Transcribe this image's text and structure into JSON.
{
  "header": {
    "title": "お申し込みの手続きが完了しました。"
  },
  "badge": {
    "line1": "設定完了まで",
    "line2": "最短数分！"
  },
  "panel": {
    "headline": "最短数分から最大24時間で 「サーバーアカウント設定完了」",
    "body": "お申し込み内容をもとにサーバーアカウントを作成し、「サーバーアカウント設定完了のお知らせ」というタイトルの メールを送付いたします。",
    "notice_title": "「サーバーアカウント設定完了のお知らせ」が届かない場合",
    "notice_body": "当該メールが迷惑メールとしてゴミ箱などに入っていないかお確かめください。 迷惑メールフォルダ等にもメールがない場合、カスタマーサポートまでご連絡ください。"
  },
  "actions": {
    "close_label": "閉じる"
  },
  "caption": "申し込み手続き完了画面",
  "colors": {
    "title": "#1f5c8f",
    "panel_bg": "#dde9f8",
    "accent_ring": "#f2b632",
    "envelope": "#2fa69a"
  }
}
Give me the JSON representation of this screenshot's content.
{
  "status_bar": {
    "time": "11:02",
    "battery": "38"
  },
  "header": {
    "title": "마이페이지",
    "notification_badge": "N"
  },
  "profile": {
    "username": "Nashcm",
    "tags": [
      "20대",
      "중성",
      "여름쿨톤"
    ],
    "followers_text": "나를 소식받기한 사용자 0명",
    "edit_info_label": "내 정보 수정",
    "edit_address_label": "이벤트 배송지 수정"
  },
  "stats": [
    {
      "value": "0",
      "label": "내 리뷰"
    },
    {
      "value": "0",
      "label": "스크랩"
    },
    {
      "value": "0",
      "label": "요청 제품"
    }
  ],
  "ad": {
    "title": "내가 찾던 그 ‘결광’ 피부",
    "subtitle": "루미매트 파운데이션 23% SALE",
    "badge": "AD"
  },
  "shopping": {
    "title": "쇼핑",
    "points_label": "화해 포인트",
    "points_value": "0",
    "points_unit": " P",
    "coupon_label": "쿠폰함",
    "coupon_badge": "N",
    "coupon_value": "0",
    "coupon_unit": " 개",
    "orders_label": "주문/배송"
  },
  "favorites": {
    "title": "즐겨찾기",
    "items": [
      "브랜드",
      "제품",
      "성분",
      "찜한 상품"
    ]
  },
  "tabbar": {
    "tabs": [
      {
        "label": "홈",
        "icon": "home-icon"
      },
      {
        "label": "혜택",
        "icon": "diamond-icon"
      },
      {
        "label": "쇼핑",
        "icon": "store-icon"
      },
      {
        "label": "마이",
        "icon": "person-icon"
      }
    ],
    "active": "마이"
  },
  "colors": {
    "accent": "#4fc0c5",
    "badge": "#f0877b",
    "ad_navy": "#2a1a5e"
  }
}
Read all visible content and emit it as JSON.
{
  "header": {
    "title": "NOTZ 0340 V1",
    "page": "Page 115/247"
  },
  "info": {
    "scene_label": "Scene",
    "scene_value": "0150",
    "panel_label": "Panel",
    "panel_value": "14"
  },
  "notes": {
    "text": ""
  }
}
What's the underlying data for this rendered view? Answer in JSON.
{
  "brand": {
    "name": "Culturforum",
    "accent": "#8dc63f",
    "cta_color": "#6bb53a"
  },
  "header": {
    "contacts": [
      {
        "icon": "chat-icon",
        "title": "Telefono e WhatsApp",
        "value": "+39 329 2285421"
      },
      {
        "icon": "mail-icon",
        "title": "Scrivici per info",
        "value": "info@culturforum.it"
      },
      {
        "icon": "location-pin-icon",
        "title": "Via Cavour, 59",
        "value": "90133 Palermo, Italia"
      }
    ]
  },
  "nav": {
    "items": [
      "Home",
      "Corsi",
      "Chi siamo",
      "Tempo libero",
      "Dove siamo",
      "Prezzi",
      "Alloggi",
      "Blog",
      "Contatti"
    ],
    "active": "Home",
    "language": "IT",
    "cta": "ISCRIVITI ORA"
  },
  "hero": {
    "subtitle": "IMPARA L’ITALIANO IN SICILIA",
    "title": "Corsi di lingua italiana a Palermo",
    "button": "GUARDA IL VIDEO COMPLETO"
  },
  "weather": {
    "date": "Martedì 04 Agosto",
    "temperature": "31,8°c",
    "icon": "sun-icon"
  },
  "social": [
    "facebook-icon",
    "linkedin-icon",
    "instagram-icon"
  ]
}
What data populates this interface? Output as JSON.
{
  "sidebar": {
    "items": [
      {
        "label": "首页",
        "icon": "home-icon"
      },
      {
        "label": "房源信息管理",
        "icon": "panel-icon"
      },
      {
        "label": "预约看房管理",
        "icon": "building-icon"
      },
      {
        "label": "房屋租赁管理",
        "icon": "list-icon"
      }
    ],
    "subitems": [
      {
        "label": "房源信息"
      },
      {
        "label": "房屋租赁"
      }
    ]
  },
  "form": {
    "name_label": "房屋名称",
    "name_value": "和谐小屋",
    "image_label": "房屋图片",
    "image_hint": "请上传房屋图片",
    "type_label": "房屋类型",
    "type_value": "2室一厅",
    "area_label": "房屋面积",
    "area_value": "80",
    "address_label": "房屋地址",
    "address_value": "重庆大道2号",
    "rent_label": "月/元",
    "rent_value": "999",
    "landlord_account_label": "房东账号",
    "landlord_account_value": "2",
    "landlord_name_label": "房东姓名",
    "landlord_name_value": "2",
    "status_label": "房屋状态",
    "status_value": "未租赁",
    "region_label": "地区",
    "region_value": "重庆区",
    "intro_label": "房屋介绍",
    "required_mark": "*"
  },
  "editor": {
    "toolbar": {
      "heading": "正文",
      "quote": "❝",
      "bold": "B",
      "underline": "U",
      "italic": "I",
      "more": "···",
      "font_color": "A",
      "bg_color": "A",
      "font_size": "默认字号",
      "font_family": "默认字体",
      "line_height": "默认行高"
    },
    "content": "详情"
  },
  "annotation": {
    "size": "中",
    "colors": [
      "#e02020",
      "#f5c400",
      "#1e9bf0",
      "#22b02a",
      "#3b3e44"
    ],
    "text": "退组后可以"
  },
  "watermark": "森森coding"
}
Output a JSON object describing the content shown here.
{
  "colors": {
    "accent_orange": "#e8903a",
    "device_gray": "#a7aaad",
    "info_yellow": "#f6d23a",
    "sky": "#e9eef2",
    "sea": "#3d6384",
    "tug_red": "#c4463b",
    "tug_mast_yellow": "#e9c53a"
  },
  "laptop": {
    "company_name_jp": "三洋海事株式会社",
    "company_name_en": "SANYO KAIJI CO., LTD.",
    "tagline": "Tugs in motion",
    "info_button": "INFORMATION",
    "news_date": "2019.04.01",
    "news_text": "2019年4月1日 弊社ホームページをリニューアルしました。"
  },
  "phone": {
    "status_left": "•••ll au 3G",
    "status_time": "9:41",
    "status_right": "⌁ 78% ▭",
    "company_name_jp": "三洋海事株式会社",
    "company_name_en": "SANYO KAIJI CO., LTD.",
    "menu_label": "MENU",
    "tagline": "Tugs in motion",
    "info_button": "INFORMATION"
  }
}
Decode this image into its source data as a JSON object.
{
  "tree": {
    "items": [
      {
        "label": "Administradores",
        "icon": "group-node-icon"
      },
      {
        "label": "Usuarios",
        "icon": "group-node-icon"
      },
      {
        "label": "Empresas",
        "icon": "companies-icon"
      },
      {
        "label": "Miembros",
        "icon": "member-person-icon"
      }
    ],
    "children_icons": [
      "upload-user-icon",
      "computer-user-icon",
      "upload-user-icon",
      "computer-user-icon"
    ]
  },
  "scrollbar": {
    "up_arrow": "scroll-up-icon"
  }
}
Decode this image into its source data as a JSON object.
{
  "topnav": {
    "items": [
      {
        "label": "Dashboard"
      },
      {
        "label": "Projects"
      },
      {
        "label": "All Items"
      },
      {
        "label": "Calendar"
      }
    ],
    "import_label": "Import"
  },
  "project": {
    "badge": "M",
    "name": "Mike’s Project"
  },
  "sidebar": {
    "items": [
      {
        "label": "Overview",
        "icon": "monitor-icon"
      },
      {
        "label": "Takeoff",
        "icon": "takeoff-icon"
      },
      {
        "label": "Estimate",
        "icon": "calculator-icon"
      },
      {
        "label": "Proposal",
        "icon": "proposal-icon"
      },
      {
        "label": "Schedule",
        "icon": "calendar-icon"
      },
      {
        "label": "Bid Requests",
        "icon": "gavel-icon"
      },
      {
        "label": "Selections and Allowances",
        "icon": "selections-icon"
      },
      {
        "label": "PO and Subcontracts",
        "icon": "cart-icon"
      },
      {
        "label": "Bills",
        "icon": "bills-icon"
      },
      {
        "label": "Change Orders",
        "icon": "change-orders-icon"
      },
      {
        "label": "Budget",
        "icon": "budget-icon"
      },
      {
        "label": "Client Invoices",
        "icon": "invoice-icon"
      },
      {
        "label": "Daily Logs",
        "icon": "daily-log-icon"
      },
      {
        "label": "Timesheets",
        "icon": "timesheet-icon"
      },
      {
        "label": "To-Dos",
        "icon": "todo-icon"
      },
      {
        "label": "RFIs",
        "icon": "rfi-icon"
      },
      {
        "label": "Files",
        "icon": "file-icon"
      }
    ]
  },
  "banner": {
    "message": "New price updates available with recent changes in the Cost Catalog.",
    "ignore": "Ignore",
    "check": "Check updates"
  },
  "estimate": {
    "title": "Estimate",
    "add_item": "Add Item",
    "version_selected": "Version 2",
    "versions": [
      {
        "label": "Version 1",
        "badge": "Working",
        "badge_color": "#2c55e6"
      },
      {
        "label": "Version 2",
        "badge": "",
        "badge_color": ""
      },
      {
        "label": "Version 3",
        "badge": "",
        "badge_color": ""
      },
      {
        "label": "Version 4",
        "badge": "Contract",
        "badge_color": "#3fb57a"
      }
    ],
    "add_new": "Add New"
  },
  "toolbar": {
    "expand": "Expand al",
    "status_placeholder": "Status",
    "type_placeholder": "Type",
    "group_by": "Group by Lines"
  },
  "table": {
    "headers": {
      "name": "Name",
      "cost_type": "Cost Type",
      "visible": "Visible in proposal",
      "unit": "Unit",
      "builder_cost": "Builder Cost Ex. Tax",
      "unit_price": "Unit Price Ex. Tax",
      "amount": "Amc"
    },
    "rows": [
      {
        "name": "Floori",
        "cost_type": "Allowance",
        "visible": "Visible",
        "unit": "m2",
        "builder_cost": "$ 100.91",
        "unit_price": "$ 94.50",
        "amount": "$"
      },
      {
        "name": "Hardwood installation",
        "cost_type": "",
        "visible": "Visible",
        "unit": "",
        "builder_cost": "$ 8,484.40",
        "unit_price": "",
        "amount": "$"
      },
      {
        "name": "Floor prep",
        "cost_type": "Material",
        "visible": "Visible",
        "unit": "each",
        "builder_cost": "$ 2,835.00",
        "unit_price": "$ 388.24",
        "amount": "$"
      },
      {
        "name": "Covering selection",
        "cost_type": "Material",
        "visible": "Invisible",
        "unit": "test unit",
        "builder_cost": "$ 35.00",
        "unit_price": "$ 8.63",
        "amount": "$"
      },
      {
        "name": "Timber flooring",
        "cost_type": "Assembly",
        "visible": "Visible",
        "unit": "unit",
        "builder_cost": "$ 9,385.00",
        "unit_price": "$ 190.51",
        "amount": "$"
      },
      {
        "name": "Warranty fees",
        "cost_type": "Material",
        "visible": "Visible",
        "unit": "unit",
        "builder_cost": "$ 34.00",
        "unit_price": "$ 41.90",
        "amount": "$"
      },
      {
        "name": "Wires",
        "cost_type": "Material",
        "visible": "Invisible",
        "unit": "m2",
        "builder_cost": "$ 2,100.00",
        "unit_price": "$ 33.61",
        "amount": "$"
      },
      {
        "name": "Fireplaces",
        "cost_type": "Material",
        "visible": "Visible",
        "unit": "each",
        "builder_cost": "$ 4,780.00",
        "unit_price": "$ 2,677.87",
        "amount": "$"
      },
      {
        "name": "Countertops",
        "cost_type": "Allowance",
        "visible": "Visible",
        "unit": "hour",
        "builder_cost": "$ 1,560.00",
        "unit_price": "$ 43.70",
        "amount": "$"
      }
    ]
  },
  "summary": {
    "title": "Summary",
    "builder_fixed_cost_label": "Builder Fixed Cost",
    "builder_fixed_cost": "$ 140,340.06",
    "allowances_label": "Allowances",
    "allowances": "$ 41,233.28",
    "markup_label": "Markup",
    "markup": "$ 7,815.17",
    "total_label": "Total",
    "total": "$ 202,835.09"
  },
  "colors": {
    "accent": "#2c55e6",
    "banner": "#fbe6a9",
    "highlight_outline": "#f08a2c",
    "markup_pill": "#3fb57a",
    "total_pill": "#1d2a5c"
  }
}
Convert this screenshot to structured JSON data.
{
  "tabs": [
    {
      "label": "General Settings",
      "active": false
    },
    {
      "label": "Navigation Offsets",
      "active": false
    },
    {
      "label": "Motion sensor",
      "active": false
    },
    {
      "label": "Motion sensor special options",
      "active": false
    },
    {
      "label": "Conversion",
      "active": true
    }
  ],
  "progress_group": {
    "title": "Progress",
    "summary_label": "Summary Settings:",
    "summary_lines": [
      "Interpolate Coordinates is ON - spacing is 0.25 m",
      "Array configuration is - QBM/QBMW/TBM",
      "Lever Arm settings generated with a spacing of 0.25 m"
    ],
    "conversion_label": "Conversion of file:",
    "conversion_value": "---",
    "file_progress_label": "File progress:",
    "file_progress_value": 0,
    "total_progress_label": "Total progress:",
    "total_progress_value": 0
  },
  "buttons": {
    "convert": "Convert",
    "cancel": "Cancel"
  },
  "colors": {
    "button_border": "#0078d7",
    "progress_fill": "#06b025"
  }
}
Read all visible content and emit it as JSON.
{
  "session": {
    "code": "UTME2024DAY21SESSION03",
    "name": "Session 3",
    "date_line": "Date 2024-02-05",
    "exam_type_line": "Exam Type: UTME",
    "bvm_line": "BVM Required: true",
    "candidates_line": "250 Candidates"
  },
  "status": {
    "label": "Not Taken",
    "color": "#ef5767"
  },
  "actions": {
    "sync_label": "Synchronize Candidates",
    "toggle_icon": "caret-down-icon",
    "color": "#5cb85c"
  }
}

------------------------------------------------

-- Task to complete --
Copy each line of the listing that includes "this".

-- Final answer --
Transcribe this image's text and structure into JSON.
Give me the JSON representation of this screenshot's content.
What's the underlying data for this rendered view? Answer in JSON.
What data populates this interface? Output as JSON.
Decode this image into its source data as a JSON object.
Decode this image into its source data as a JSON object.
Convert this screenshot to structured JSON data.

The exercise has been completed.